WORK ITEM —
Give an unaltered copy of the listing below, minus its pictures.

SOURCE MATERIAL —
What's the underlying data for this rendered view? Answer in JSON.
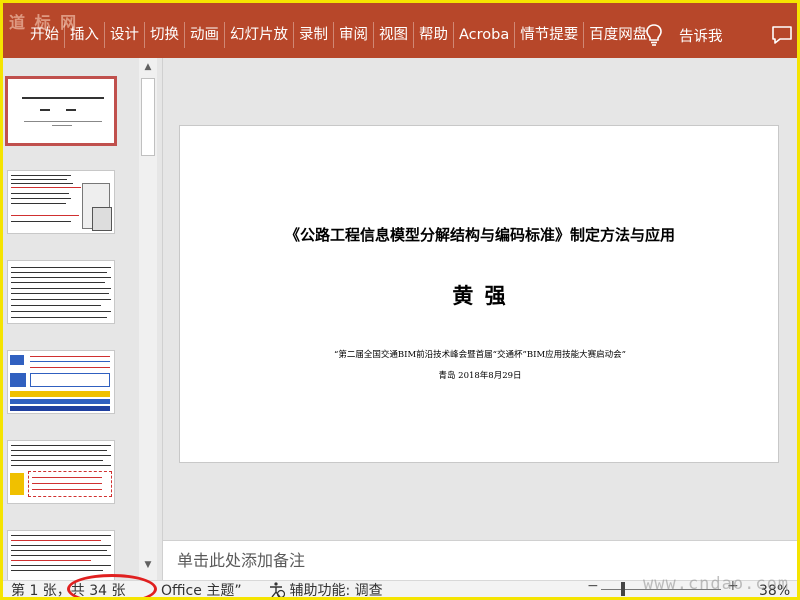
{
  "watermark_top": "道 标 网",
  "ribbon": {
    "tabs": [
      "开始",
      "插入",
      "设计",
      "切换",
      "动画",
      "幻灯片放",
      "录制",
      "审阅",
      "视图",
      "帮助",
      "Acroba",
      "情节提要",
      "百度网盘"
    ],
    "tell_me": "告诉我",
    "bulb_icon": "lightbulb-icon",
    "comment_icon": "comment-icon"
  },
  "slide": {
    "title": "《公路工程信息模型分解结构与编码标准》制定方法与应用",
    "author": "黄    强",
    "event": "“第二届全国交通BIM前沿技术峰会暨首届“交通杯”BIM应用技能大赛启动会”",
    "location_date": "青岛  2018年8月29日"
  },
  "notes": {
    "placeholder": "单击此处添加备注"
  },
  "status": {
    "slide_counter": "第 1 张，共 34 张",
    "theme": "Office 主题”",
    "accessibility": "辅助功能: 调查",
    "zoom": "38%"
  },
  "watermark_bottom": "www.cndao.com",
  "colors": {
    "ribbon": "#b7472a",
    "selection": "#c0504d",
    "highlight_ellipse": "#e02020",
    "frame": "#f5e400"
  }
}
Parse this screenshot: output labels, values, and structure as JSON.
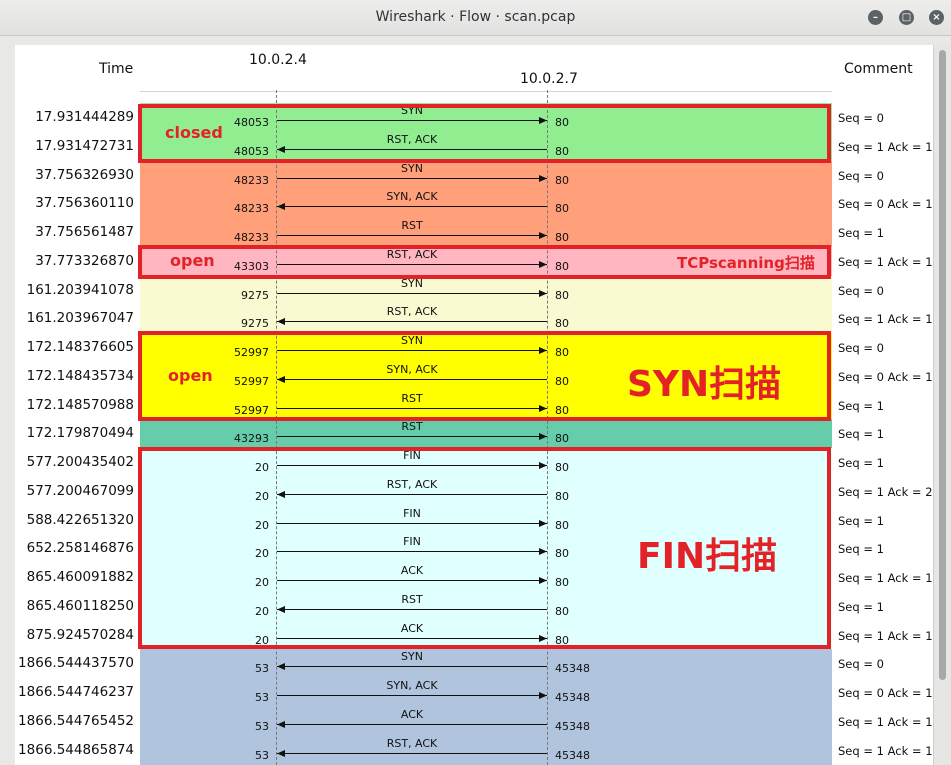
{
  "window": {
    "title": "Wireshark · Flow · scan.pcap"
  },
  "header": {
    "time_label": "Time",
    "comment_label": "Comment",
    "host_a": "10.0.2.4",
    "host_b": "10.0.2.7"
  },
  "colors": {
    "green": "#90ee90",
    "salmon": "#ffa07a",
    "pink": "#ffb6c1",
    "cream": "#fafad2",
    "yellow": "#ffff00",
    "teal": "#66cdaa",
    "cyan": "#e0ffff",
    "steel": "#b0c4de",
    "highlight": "#e32228"
  },
  "rows": [
    {
      "time": "17.931444289",
      "lport": "48053",
      "rport": "80",
      "label": "SYN",
      "dir": "right",
      "comment": "Seq = 0",
      "color": "#90ee90"
    },
    {
      "time": "17.931472731",
      "lport": "48053",
      "rport": "80",
      "label": "RST, ACK",
      "dir": "left",
      "comment": "Seq = 1 Ack = 1",
      "color": "#90ee90"
    },
    {
      "time": "37.756326930",
      "lport": "48233",
      "rport": "80",
      "label": "SYN",
      "dir": "right",
      "comment": "Seq = 0",
      "color": "#ffa07a"
    },
    {
      "time": "37.756360110",
      "lport": "48233",
      "rport": "80",
      "label": "SYN, ACK",
      "dir": "left",
      "comment": "Seq = 0 Ack = 1",
      "color": "#ffa07a"
    },
    {
      "time": "37.756561487",
      "lport": "48233",
      "rport": "80",
      "label": "RST",
      "dir": "right",
      "comment": "Seq = 1",
      "color": "#ffa07a"
    },
    {
      "time": "37.773326870",
      "lport": "43303",
      "rport": "80",
      "label": "RST, ACK",
      "dir": "right",
      "comment": "Seq = 1 Ack = 1",
      "color": "#ffb6c1"
    },
    {
      "time": "161.203941078",
      "lport": "9275",
      "rport": "80",
      "label": "SYN",
      "dir": "right",
      "comment": "Seq = 0",
      "color": "#fafad2"
    },
    {
      "time": "161.203967047",
      "lport": "9275",
      "rport": "80",
      "label": "RST, ACK",
      "dir": "left",
      "comment": "Seq = 1 Ack = 1",
      "color": "#fafad2"
    },
    {
      "time": "172.148376605",
      "lport": "52997",
      "rport": "80",
      "label": "SYN",
      "dir": "right",
      "comment": "Seq = 0",
      "color": "#ffff00"
    },
    {
      "time": "172.148435734",
      "lport": "52997",
      "rport": "80",
      "label": "SYN, ACK",
      "dir": "left",
      "comment": "Seq = 0 Ack = 1",
      "color": "#ffff00"
    },
    {
      "time": "172.148570988",
      "lport": "52997",
      "rport": "80",
      "label": "RST",
      "dir": "right",
      "comment": "Seq = 1",
      "color": "#ffff00"
    },
    {
      "time": "172.179870494",
      "lport": "43293",
      "rport": "80",
      "label": "RST",
      "dir": "right",
      "comment": "Seq = 1",
      "color": "#66cdaa"
    },
    {
      "time": "577.200435402",
      "lport": "20",
      "rport": "80",
      "label": "FIN",
      "dir": "right",
      "comment": "Seq = 1",
      "color": "#e0ffff"
    },
    {
      "time": "577.200467099",
      "lport": "20",
      "rport": "80",
      "label": "RST, ACK",
      "dir": "left",
      "comment": "Seq = 1 Ack = 2",
      "color": "#e0ffff"
    },
    {
      "time": "588.422651320",
      "lport": "20",
      "rport": "80",
      "label": "FIN",
      "dir": "right",
      "comment": "Seq = 1",
      "color": "#e0ffff"
    },
    {
      "time": "652.258146876",
      "lport": "20",
      "rport": "80",
      "label": "FIN",
      "dir": "right",
      "comment": "Seq = 1",
      "color": "#e0ffff"
    },
    {
      "time": "865.460091882",
      "lport": "20",
      "rport": "80",
      "label": "ACK",
      "dir": "right",
      "comment": "Seq = 1 Ack = 1",
      "color": "#e0ffff"
    },
    {
      "time": "865.460118250",
      "lport": "20",
      "rport": "80",
      "label": "RST",
      "dir": "left",
      "comment": "Seq = 1",
      "color": "#e0ffff"
    },
    {
      "time": "875.924570284",
      "lport": "20",
      "rport": "80",
      "label": "ACK",
      "dir": "right",
      "comment": "Seq = 1 Ack = 1",
      "color": "#e0ffff"
    },
    {
      "time": "1866.544437570",
      "lport": "53",
      "rport": "45348",
      "label": "SYN",
      "dir": "left",
      "comment": "Seq = 0",
      "color": "#b0c4de"
    },
    {
      "time": "1866.544746237",
      "lport": "53",
      "rport": "45348",
      "label": "SYN, ACK",
      "dir": "right",
      "comment": "Seq = 0 Ack = 1",
      "color": "#b0c4de"
    },
    {
      "time": "1866.544765452",
      "lport": "53",
      "rport": "45348",
      "label": "ACK",
      "dir": "left",
      "comment": "Seq = 1 Ack = 1",
      "color": "#b0c4de"
    },
    {
      "time": "1866.544865874",
      "lport": "53",
      "rport": "45348",
      "label": "RST, ACK",
      "dir": "left",
      "comment": "Seq = 1 Ack = 1",
      "color": "#b0c4de"
    }
  ],
  "annotations": {
    "closed": "closed",
    "open1": "open",
    "tcp_scan": "TCPscanning扫描",
    "open2": "open",
    "syn_scan": "SYN扫描",
    "fin_scan": "FIN扫描"
  }
}
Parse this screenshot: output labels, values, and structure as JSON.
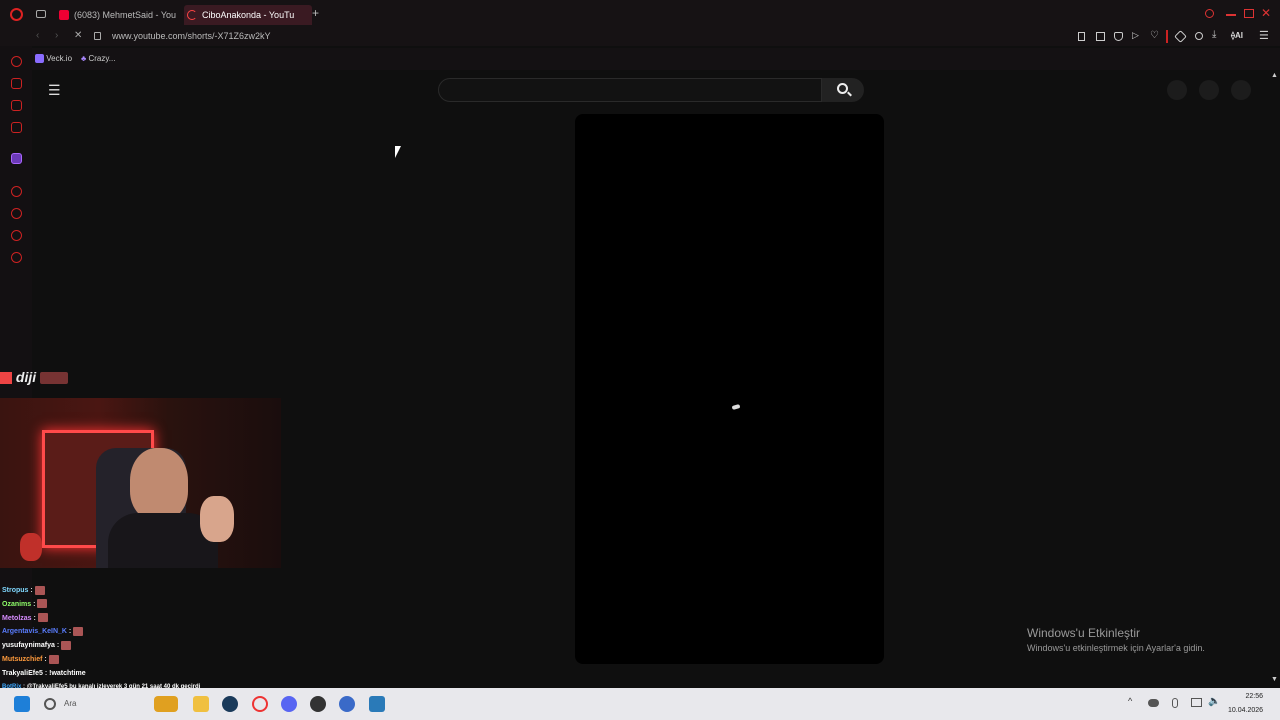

OUTPUT BELOW —
What's the underlying data for this rendered view? Answer in JSON.
{
  "watermark_top": "道 标 网",
  "ribbon": {
    "tabs": [
      "开始",
      "插入",
      "设计",
      "切换",
      "动画",
      "幻灯片放",
      "录制",
      "审阅",
      "视图",
      "帮助",
      "Acroba",
      "情节提要",
      "百度网盘"
    ],
    "tell_me": "告诉我",
    "bulb_icon": "lightbulb-icon",
    "comment_icon": "comment-icon"
  },
  "slide": {
    "title": "《公路工程信息模型分解结构与编码标准》制定方法与应用",
    "author": "黄    强",
    "event": "“第二届全国交通BIM前沿技术峰会暨首届“交通杯”BIM应用技能大赛启动会”",
    "location_date": "青岛  2018年8月29日"
  },
  "notes": {
    "placeholder": "单击此处添加备注"
  },
  "status": {
    "slide_counter": "第 1 张，共 34 张",
    "theme": "Office 主题”",
    "accessibility": "辅助功能: 调查",
    "zoom": "38%"
  },
  "watermark_bottom": "www.cndao.com",
  "colors": {
    "ribbon": "#b7472a",
    "selection": "#c0504d",
    "highlight_ellipse": "#e02020",
    "frame": "#f5e400"
  }
}
Parse this screenshot: output labels, values, and structure as JSON.
{
  "window": {
    "title": "Wireshark · Flow · scan.pcap"
  },
  "header": {
    "time_label": "Time",
    "comment_label": "Comment",
    "host_a": "10.0.2.4",
    "host_b": "10.0.2.7"
  },
  "colors": {
    "green": "#90ee90",
    "salmon": "#ffa07a",
    "pink": "#ffb6c1",
    "cream": "#fafad2",
    "yellow": "#ffff00",
    "teal": "#66cdaa",
    "cyan": "#e0ffff",
    "steel": "#b0c4de",
    "highlight": "#e32228"
  },
  "rows": [
    {
      "time": "17.931444289",
      "lport": "48053",
      "rport": "80",
      "label": "SYN",
      "dir": "right",
      "comment": "Seq = 0",
      "color": "#90ee90"
    },
    {
      "time": "17.931472731",
      "lport": "48053",
      "rport": "80",
      "label": "RST, ACK",
      "dir": "left",
      "comment": "Seq = 1 Ack = 1",
      "color": "#90ee90"
    },
    {
      "time": "37.756326930",
      "lport": "48233",
      "rport": "80",
      "label": "SYN",
      "dir": "right",
      "comment": "Seq = 0",
      "color": "#ffa07a"
    },
    {
      "time": "37.756360110",
      "lport": "48233",
      "rport": "80",
      "label": "SYN, ACK",
      "dir": "left",
      "comment": "Seq = 0 Ack = 1",
      "color": "#ffa07a"
    },
    {
      "time": "37.756561487",
      "lport": "48233",
      "rport": "80",
      "label": "RST",
      "dir": "right",
      "comment": "Seq = 1",
      "color": "#ffa07a"
    },
    {
      "time": "37.773326870",
      "lport": "43303",
      "rport": "80",
      "label": "RST, ACK",
      "dir": "right",
      "comment": "Seq = 1 Ack = 1",
      "color": "#ffb6c1"
    },
    {
      "time": "161.203941078",
      "lport": "9275",
      "rport": "80",
      "label": "SYN",
      "dir": "right",
      "comment": "Seq = 0",
      "color": "#fafad2"
    },
    {
      "time": "161.203967047",
      "lport": "9275",
      "rport": "80",
      "label": "RST, ACK",
      "dir": "left",
      "comment": "Seq = 1 Ack = 1",
      "color": "#fafad2"
    },
    {
      "time": "172.148376605",
      "lport": "52997",
      "rport": "80",
      "label": "SYN",
      "dir": "right",
      "comment": "Seq = 0",
      "color": "#ffff00"
    },
    {
      "time": "172.148435734",
      "lport": "52997",
      "rport": "80",
      "label": "SYN, ACK",
      "dir": "left",
      "comment": "Seq = 0 Ack = 1",
      "color": "#ffff00"
    },
    {
      "time": "172.148570988",
      "lport": "52997",
      "rport": "80",
      "label": "RST",
      "dir": "right",
      "comment": "Seq = 1",
      "color": "#ffff00"
    },
    {
      "time": "172.179870494",
      "lport": "43293",
      "rport": "80",
      "label": "RST",
      "dir": "right",
      "comment": "Seq = 1",
      "color": "#66cdaa"
    },
    {
      "time": "577.200435402",
      "lport": "20",
      "rport": "80",
      "label": "FIN",
      "dir": "right",
      "comment": "Seq = 1",
      "color": "#e0ffff"
    },
    {
      "time": "577.200467099",
      "lport": "20",
      "rport": "80",
      "label": "RST, ACK",
      "dir": "left",
      "comment": "Seq = 1 Ack = 2",
      "color": "#e0ffff"
    },
    {
      "time": "588.422651320",
      "lport": "20",
      "rport": "80",
      "label": "FIN",
      "dir": "right",
      "comment": "Seq = 1",
      "color": "#e0ffff"
    },
    {
      "time": "652.258146876",
      "lport": "20",
      "rport": "80",
      "label": "FIN",
      "dir": "right",
      "comment": "Seq = 1",
      "color": "#e0ffff"
    },
    {
      "time": "865.460091882",
      "lport": "20",
      "rport": "80",
      "label": "ACK",
      "dir": "right",
      "comment": "Seq = 1 Ack = 1",
      "color": "#e0ffff"
    },
    {
      "time": "865.460118250",
      "lport": "20",
      "rport": "80",
      "label": "RST",
      "dir": "left",
      "comment": "Seq = 1",
      "color": "#e0ffff"
    },
    {
      "time": "875.924570284",
      "lport": "20",
      "rport": "80",
      "label": "ACK",
      "dir": "right",
      "comment": "Seq = 1 Ack = 1",
      "color": "#e0ffff"
    },
    {
      "time": "1866.544437570",
      "lport": "53",
      "rport": "45348",
      "label": "SYN",
      "dir": "left",
      "comment": "Seq = 0",
      "color": "#b0c4de"
    },
    {
      "time": "1866.544746237",
      "lport": "53",
      "rport": "45348",
      "label": "SYN, ACK",
      "dir": "right",
      "comment": "Seq = 0 Ack = 1",
      "color": "#b0c4de"
    },
    {
      "time": "1866.544765452",
      "lport": "53",
      "rport": "45348",
      "label": "ACK",
      "dir": "left",
      "comment": "Seq = 1 Ack = 1",
      "color": "#b0c4de"
    },
    {
      "time": "1866.544865874",
      "lport": "53",
      "rport": "45348",
      "label": "RST, ACK",
      "dir": "left",
      "comment": "Seq = 1 Ack = 1",
      "color": "#b0c4de"
    }
  ],
  "annotations": {
    "closed": "closed",
    "open1": "open",
    "tcp_scan": "TCPscanning扫描",
    "open2": "open",
    "syn_scan": "SYN扫描",
    "fin_scan": "FIN扫描"
  }
}
Parse this screenshot: output labels, values, and structure as JSON.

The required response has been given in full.